■ **Task instructions**
All of the data that follows should be written out exactly.

:: Materials provided

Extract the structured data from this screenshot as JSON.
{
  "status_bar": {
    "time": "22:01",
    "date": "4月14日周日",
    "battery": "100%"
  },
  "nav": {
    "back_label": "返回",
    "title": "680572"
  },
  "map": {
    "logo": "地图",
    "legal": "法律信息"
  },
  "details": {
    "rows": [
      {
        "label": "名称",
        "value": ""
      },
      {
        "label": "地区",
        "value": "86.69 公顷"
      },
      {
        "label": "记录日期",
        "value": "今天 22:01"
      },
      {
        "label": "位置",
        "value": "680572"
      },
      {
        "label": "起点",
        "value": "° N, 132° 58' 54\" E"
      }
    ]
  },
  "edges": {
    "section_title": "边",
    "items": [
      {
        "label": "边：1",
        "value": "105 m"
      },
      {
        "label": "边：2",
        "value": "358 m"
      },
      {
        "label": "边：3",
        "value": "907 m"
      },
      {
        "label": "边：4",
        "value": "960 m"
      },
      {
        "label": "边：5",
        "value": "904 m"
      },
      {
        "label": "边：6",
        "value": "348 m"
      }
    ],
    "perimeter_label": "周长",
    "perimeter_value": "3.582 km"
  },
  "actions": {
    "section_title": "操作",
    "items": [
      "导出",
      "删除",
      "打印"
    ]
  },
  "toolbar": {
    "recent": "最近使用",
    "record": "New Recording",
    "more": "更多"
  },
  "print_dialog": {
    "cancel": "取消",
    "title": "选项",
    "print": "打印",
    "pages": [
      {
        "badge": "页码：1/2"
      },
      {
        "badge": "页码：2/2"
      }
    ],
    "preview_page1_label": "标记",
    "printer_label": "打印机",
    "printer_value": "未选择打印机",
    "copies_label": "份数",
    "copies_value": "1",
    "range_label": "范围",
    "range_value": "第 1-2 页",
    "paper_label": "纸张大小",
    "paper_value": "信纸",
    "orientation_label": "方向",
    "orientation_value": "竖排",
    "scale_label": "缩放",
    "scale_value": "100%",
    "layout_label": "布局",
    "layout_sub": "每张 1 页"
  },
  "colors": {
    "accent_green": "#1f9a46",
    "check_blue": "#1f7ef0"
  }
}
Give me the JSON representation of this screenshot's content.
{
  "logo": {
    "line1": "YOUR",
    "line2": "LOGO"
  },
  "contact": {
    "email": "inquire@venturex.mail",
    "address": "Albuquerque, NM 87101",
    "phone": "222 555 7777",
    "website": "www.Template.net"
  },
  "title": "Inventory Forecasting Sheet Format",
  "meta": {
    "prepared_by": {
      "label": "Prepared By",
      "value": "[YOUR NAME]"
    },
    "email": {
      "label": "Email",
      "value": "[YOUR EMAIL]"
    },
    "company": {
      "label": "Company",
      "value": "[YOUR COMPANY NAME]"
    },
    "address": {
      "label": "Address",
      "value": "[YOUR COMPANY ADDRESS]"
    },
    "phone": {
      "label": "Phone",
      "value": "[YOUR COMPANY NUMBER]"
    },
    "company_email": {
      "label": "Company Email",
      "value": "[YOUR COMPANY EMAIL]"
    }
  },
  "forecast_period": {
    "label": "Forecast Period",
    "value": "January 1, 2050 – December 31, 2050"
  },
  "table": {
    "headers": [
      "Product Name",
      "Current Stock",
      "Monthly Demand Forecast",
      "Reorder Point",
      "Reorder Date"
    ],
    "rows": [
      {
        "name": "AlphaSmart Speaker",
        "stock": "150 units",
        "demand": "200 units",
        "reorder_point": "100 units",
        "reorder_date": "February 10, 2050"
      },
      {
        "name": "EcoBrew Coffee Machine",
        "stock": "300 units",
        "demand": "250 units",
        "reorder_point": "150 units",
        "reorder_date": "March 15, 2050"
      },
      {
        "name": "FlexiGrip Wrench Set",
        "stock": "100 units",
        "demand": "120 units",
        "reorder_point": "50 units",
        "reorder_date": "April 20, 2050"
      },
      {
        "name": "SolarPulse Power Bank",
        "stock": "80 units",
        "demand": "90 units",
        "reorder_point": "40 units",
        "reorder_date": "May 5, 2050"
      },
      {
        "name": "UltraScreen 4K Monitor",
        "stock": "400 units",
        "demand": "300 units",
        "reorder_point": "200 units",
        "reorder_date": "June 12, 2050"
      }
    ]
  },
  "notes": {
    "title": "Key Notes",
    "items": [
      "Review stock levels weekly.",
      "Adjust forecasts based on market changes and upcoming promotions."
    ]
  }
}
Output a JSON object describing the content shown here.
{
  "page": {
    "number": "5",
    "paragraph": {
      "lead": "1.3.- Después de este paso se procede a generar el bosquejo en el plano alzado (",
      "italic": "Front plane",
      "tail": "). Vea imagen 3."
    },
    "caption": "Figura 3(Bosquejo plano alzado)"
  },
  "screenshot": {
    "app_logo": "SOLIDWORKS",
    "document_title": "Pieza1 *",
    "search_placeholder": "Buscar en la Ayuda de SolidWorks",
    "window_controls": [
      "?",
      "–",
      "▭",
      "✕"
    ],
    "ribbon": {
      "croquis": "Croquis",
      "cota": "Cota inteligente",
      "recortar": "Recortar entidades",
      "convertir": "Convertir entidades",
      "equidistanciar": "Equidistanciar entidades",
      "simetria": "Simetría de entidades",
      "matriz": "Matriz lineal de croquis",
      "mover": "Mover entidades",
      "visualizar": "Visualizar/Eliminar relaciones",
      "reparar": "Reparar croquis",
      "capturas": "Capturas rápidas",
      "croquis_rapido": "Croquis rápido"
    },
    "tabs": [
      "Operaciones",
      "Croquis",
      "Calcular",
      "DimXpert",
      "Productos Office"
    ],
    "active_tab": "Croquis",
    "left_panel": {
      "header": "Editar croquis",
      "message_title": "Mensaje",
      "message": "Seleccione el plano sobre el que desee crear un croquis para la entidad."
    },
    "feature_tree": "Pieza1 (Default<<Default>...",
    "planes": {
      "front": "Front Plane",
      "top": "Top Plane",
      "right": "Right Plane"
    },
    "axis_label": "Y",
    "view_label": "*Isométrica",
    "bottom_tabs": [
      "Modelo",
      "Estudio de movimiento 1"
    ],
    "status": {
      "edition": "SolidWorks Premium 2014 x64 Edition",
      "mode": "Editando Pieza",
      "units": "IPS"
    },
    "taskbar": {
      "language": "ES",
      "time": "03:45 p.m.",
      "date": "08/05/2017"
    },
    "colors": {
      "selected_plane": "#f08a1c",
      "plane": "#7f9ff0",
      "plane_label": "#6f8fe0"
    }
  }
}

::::

■ **Answer below**
Extract the structured data from this screenshot as JSON.
{
  "status_bar": {
    "time": "22:01",
    "date": "4月14日周日",
    "battery": "100%"
  },
  "nav": {
    "back_label": "返回",
    "title": "680572"
  },
  "map": {
    "logo": "地图",
    "legal": "法律信息"
  },
  "details": {
    "rows": [
      {
        "label": "名称",
        "value": ""
      },
      {
        "label": "地区",
        "value": "86.69 公顷"
      },
      {
        "label": "记录日期",
        "value": "今天 22:01"
      },
      {
        "label": "位置",
        "value": "680572"
      },
      {
        "label": "起点",
        "value": "° N, 132° 58' 54\" E"
      }
    ]
  },
  "edges": {
    "section_title": "边",
    "items": [
      {
        "label": "边：1",
        "value": "105 m"
      },
      {
        "label": "边：2",
        "value": "358 m"
      },
      {
        "label": "边：3",
        "value": "907 m"
      },
      {
        "label": "边：4",
        "value": "960 m"
      },
      {
        "label": "边：5",
        "value": "904 m"
      },
      {
        "label": "边：6",
        "value": "348 m"
      }
    ],
    "perimeter_label": "周长",
    "perimeter_value": "3.582 km"
  },
  "actions": {
    "section_title": "操作",
    "items": [
      "导出",
      "删除",
      "打印"
    ]
  },
  "toolbar": {
    "recent": "最近使用",
    "record": "New Recording",
    "more": "更多"
  },
  "print_dialog": {
    "cancel": "取消",
    "title": "选项",
    "print": "打印",
    "pages": [
      {
        "badge": "页码：1/2"
      },
      {
        "badge": "页码：2/2"
      }
    ],
    "preview_page1_label": "标记",
    "printer_label": "打印机",
    "printer_value": "未选择打印机",
    "copies_label": "份数",
    "copies_value": "1",
    "range_label": "范围",
    "range_value": "第 1-2 页",
    "paper_label": "纸张大小",
    "paper_value": "信纸",
    "orientation_label": "方向",
    "orientation_value": "竖排",
    "scale_label": "缩放",
    "scale_value": "100%",
    "layout_label": "布局",
    "layout_sub": "每张 1 页"
  },
  "colors": {
    "accent_green": "#1f9a46",
    "check_blue": "#1f7ef0"
  }
}
Give me the JSON representation of this screenshot's content.
{
  "logo": {
    "line1": "YOUR",
    "line2": "LOGO"
  },
  "contact": {
    "email": "inquire@venturex.mail",
    "address": "Albuquerque, NM 87101",
    "phone": "222 555 7777",
    "website": "www.Template.net"
  },
  "title": "Inventory Forecasting Sheet Format",
  "meta": {
    "prepared_by": {
      "label": "Prepared By",
      "value": "[YOUR NAME]"
    },
    "email": {
      "label": "Email",
      "value": "[YOUR EMAIL]"
    },
    "company": {
      "label": "Company",
      "value": "[YOUR COMPANY NAME]"
    },
    "address": {
      "label": "Address",
      "value": "[YOUR COMPANY ADDRESS]"
    },
    "phone": {
      "label": "Phone",
      "value": "[YOUR COMPANY NUMBER]"
    },
    "company_email": {
      "label": "Company Email",
      "value": "[YOUR COMPANY EMAIL]"
    }
  },
  "forecast_period": {
    "label": "Forecast Period",
    "value": "January 1, 2050 – December 31, 2050"
  },
  "table": {
    "headers": [
      "Product Name",
      "Current Stock",
      "Monthly Demand Forecast",
      "Reorder Point",
      "Reorder Date"
    ],
    "rows": [
      {
        "name": "AlphaSmart Speaker",
        "stock": "150 units",
        "demand": "200 units",
        "reorder_point": "100 units",
        "reorder_date": "February 10, 2050"
      },
      {
        "name": "EcoBrew Coffee Machine",
        "stock": "300 units",
        "demand": "250 units",
        "reorder_point": "150 units",
        "reorder_date": "March 15, 2050"
      },
      {
        "name": "FlexiGrip Wrench Set",
        "stock": "100 units",
        "demand": "120 units",
        "reorder_point": "50 units",
        "reorder_date": "April 20, 2050"
      },
      {
        "name": "SolarPulse Power Bank",
        "stock": "80 units",
        "demand": "90 units",
        "reorder_point": "40 units",
        "reorder_date": "May 5, 2050"
      },
      {
        "name": "UltraScreen 4K Monitor",
        "stock": "400 units",
        "demand": "300 units",
        "reorder_point": "200 units",
        "reorder_date": "June 12, 2050"
      }
    ]
  },
  "notes": {
    "title": "Key Notes",
    "items": [
      "Review stock levels weekly.",
      "Adjust forecasts based on market changes and upcoming promotions."
    ]
  }
}
Output a JSON object describing the content shown here.
{
  "page": {
    "number": "5",
    "paragraph": {
      "lead": "1.3.- Después de este paso se procede a generar el bosquejo en el plano alzado (",
      "italic": "Front plane",
      "tail": "). Vea imagen 3."
    },
    "caption": "Figura 3(Bosquejo plano alzado)"
  },
  "screenshot": {
    "app_logo": "SOLIDWORKS",
    "document_title": "Pieza1 *",
    "search_placeholder": "Buscar en la Ayuda de SolidWorks",
    "window_controls": [
      "?",
      "–",
      "▭",
      "✕"
    ],
    "ribbon": {
      "croquis": "Croquis",
      "cota": "Cota inteligente",
      "recortar": "Recortar entidades",
      "convertir": "Convertir entidades",
      "equidistanciar": "Equidistanciar entidades",
      "simetria": "Simetría de entidades",
      "matriz": "Matriz lineal de croquis",
      "mover": "Mover entidades",
      "visualizar": "Visualizar/Eliminar relaciones",
      "reparar": "Reparar croquis",
      "capturas": "Capturas rápidas",
      "croquis_rapido": "Croquis rápido"
    },
    "tabs": [
      "Operaciones",
      "Croquis",
      "Calcular",
      "DimXpert",
      "Productos Office"
    ],
    "active_tab": "Croquis",
    "left_panel": {
      "header": "Editar croquis",
      "message_title": "Mensaje",
      "message": "Seleccione el plano sobre el que desee crear un croquis para la entidad."
    },
    "feature_tree": "Pieza1 (Default<<Default>...",
    "planes": {
      "front": "Front Plane",
      "top": "Top Plane",
      "right": "Right Plane"
    },
    "axis_label": "Y",
    "view_label": "*Isométrica",
    "bottom_tabs": [
      "Modelo",
      "Estudio de movimiento 1"
    ],
    "status": {
      "edition": "SolidWorks Premium 2014 x64 Edition",
      "mode": "Editando Pieza",
      "units": "IPS"
    },
    "taskbar": {
      "language": "ES",
      "time": "03:45 p.m.",
      "date": "08/05/2017"
    },
    "colors": {
      "selected_plane": "#f08a1c",
      "plane": "#7f9ff0",
      "plane_label": "#6f8fe0"
    }
  }
}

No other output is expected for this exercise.